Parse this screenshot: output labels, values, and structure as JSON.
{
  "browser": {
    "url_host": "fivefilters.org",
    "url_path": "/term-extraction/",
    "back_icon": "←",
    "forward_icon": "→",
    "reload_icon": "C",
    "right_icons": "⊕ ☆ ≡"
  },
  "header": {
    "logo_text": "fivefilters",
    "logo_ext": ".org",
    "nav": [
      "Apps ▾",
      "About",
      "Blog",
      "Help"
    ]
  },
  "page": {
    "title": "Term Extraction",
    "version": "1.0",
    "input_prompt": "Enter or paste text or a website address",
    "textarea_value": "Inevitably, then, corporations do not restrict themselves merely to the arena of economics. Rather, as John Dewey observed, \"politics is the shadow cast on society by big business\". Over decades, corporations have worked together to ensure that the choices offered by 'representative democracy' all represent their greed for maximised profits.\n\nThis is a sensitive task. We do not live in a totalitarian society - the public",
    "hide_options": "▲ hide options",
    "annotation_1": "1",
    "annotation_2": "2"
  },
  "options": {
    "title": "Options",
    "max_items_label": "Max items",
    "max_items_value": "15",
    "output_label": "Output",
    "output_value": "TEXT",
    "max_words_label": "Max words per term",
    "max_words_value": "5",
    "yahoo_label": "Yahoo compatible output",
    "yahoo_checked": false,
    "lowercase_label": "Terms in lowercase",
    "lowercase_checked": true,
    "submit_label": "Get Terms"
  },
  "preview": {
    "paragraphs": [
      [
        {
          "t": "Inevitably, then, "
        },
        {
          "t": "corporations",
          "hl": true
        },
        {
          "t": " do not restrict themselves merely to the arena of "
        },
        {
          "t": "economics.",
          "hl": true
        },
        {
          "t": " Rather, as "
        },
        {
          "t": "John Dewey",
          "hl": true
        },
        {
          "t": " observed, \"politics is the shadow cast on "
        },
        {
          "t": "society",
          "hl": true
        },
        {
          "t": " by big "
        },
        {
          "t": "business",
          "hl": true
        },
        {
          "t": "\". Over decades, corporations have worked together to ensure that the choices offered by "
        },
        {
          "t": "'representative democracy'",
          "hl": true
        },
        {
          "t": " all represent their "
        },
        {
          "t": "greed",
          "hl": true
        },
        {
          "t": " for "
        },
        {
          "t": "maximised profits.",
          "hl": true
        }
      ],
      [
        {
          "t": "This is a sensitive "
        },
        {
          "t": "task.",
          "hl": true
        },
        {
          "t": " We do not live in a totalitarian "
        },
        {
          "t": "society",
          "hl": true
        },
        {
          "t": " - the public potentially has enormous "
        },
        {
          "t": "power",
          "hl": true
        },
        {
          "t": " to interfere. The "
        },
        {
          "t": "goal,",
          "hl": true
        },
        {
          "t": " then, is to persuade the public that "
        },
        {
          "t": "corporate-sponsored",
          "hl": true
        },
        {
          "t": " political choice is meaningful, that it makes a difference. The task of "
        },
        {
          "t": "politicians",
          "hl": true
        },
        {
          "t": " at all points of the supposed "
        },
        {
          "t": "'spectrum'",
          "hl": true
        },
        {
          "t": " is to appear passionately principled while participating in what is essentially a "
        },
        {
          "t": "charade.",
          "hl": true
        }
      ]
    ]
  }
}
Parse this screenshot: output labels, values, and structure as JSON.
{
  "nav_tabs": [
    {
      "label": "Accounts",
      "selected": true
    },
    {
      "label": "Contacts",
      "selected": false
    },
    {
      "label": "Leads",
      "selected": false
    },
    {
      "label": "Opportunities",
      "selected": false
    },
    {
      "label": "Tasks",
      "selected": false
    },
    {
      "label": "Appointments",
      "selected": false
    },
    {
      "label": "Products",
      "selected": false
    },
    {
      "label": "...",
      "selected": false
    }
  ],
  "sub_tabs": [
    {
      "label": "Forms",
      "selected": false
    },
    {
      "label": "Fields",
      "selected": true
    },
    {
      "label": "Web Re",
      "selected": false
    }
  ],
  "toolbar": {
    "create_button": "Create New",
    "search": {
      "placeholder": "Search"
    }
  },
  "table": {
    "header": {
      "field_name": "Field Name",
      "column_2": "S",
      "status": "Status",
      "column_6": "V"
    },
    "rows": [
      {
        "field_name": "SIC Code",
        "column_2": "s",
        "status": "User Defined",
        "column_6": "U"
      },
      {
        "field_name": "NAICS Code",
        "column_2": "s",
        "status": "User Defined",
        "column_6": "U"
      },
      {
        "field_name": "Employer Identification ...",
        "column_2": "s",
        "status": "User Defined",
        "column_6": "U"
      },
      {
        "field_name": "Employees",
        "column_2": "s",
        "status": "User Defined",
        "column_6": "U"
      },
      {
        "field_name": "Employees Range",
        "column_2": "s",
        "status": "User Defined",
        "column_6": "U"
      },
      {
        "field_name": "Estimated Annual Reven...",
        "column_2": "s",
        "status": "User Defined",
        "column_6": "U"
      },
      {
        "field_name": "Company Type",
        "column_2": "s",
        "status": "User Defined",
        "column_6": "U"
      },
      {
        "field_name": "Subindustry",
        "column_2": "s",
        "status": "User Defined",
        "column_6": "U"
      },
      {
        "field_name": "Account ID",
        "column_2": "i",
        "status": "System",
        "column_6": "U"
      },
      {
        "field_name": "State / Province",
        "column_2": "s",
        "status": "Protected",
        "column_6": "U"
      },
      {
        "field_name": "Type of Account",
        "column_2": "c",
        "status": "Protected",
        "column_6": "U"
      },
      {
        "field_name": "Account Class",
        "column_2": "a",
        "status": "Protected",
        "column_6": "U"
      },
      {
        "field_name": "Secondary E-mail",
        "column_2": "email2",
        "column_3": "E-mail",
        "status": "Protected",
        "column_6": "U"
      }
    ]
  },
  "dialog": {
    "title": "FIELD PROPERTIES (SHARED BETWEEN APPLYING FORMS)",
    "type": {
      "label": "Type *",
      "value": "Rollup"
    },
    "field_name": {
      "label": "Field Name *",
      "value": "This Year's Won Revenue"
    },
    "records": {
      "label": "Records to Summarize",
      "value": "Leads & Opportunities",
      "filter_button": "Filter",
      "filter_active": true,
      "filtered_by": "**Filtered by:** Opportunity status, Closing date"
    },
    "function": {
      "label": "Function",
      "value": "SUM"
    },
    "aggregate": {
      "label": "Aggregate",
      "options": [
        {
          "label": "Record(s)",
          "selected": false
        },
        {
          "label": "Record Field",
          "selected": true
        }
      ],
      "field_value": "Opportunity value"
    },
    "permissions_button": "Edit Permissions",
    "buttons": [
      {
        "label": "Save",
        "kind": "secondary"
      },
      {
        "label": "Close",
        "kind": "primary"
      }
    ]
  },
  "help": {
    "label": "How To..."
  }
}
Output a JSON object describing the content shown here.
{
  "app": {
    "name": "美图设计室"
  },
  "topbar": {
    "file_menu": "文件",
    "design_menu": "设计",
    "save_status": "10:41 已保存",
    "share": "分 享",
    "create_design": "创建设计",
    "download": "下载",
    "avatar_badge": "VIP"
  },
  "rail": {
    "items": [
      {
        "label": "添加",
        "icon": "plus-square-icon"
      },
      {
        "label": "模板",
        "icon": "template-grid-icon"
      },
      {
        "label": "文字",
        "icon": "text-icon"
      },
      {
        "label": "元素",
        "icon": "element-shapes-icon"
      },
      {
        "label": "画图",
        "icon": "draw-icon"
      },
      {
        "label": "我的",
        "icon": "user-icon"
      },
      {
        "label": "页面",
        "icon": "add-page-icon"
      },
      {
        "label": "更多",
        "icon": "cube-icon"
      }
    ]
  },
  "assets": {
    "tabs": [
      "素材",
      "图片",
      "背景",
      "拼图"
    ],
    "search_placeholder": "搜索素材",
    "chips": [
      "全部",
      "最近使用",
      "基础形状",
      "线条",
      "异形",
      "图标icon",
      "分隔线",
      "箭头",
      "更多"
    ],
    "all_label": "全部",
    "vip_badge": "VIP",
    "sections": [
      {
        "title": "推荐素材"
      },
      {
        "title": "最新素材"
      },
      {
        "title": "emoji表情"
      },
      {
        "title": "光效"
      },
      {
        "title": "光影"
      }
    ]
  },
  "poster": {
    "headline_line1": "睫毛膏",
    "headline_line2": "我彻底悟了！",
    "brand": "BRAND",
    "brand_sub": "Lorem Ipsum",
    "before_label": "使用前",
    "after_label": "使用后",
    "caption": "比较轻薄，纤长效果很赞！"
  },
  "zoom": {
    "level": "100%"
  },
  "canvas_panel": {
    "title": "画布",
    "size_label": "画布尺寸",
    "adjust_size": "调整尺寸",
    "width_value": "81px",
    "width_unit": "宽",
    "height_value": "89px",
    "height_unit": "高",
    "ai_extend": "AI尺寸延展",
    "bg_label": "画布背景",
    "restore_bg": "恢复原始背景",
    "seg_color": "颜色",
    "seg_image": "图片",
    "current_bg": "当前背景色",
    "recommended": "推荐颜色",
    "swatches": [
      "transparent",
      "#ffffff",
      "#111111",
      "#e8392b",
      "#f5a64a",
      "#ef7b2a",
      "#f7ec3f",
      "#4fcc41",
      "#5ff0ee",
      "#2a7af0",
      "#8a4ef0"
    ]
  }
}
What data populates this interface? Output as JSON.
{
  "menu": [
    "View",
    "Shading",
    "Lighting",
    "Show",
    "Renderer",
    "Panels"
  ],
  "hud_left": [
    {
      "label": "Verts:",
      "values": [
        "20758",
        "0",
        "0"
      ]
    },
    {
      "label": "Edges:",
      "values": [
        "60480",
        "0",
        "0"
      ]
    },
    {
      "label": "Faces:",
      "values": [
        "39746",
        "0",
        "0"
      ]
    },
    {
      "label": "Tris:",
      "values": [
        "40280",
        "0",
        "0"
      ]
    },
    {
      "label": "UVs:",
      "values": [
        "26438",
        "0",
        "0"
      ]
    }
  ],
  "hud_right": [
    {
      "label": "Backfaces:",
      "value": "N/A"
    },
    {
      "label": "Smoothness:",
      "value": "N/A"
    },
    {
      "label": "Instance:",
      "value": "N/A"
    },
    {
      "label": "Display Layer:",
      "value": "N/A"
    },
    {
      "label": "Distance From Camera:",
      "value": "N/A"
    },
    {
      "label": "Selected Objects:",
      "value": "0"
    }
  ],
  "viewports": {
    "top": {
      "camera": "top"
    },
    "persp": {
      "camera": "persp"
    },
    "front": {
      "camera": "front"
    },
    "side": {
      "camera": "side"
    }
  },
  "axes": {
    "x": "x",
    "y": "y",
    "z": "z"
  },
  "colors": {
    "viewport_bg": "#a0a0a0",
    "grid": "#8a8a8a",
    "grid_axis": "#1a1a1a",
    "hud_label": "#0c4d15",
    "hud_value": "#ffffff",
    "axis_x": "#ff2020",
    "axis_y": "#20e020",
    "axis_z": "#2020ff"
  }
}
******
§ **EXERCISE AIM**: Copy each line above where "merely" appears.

§ **RESULT**:
    "textarea_value": "Inevitably, then, corporations do not restrict themselves merely to the arena of economics. Rather, as John Dewey observed, \"politics is the shadow cast on society by big business\". Over decades, corporations have worked together to ensure that the choices offered by 'representative democracy' all represent their greed for maximised profits.\n\nThis is a sensitive task. We do not live in a totalitarian society - the public",
          "t": " do not restrict themselves merely to the arena of "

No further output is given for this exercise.